The southern Slavic states of Slovenia, Croatia, Bosnia-Herzegovina, Serbia and Macedonia begin to emerge as cultural and political entities early in the first millennium.
Surrounded by powerful and often aggressive neighbours - Italy to the west, Austria and Hungary to the north, and Russia and Turkey to the east - and unsettled by internal conflicts, the states strive for independence and dream of federation.
Religious tension between Roman Catholics centred in Slovenia and Croatia and Orthodox Christians based in the eastern states is complicated when the Islamic Ottoman Empire invades the region in the 15th Century and begins a 400-year occupation. When the Ottomans are finally removed after the First World War they leave large populations of Muslims in Bosnia-Herzegovina, the Kosovo province of Serbia, and Albania.
With the Ottomans gone the southern Slavic states face further interference from their European neighbours. Attempts for unity are frustrated by historical, cultural and religious conflicts, rifts which are deepened during the Second World War when varying ethnic and political groups use the cloak of the war to brutally pursue rivalries.
With the backing of the Soviet Union, Yugoslav communists led by Marshal Josip Broz Tito take control of the government following the war. The Federal People's Republic of Yugoslavia is proclaimed on 29 November 1945.
It comprises the republics of Slovenia, Croatia, Bosnia-Herzegovina, Serbia, Montenegro and Macedonia. An ethnically mixed Autonomous Province of Vojvodina and a mostly Albanian Autonomous Region of Kosovo are created within Serbia.
Tito rules the federation for nearly four decades, introducing a unique form of "self-managed communism" that avoids many of the abuses of the Soviet system. The federation is renamed the Socialist Federal Republic of Yugoslavia in 1963.
The veneer of Yugoslav stability begins to crumble when Tito dies on 4 May 1980. The prosperous northern states of Croatia and Slovenia start to agitate for autonomy. Macedonia and the Muslim majorities in Bosnia-Herzegovina and the Serbian province of Kosovo repeat the call. Serbia has political power under the federation and does not want change.

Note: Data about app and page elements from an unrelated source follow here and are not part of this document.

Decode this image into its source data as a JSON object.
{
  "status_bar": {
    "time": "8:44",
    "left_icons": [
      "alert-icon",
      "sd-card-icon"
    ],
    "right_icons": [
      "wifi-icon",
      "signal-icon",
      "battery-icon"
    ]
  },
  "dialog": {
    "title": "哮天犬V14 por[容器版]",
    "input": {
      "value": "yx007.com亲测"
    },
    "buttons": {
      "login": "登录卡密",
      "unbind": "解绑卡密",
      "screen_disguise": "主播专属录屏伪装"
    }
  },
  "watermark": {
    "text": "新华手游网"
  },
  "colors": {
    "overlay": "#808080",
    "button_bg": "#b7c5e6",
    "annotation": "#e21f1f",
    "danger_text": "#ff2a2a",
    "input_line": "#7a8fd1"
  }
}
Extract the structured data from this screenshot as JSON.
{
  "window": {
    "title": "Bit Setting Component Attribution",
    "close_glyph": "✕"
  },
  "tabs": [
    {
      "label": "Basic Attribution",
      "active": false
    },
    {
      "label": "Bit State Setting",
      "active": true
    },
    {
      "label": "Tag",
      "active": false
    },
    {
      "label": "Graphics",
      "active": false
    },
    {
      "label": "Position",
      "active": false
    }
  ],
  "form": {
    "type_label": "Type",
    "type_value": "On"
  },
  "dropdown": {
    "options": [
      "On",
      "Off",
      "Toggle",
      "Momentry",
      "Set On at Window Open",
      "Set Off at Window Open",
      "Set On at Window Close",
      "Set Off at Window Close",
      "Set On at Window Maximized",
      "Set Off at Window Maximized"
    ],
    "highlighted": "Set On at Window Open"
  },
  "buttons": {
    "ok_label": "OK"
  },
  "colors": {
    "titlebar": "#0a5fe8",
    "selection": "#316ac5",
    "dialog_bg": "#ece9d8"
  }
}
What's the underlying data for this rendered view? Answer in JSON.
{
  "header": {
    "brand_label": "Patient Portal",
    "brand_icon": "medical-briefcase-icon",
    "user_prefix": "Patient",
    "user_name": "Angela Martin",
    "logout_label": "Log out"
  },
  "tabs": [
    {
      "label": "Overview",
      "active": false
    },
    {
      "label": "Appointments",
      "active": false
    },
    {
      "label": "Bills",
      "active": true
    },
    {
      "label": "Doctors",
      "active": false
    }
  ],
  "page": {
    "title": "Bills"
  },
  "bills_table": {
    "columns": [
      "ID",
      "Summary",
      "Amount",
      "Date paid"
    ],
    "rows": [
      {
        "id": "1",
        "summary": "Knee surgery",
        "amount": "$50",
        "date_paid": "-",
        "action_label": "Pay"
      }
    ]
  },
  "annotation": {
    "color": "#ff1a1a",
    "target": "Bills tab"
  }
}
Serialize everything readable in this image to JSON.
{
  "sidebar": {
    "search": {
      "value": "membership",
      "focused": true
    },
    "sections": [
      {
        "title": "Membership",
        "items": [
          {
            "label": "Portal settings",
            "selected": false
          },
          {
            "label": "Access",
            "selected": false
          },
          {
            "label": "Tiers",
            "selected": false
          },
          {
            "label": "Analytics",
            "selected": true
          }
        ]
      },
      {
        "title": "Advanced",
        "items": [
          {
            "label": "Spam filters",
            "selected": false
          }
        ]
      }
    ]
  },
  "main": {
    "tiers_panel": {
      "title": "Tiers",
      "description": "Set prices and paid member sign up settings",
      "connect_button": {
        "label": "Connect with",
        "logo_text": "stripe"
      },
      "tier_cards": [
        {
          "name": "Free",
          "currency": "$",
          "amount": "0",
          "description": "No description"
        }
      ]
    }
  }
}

The poorer southern state of Montenegro supports the centralised federation and backs Serbia.
- Yugoslavia - A Country Study - Library of Congress Country Studies Series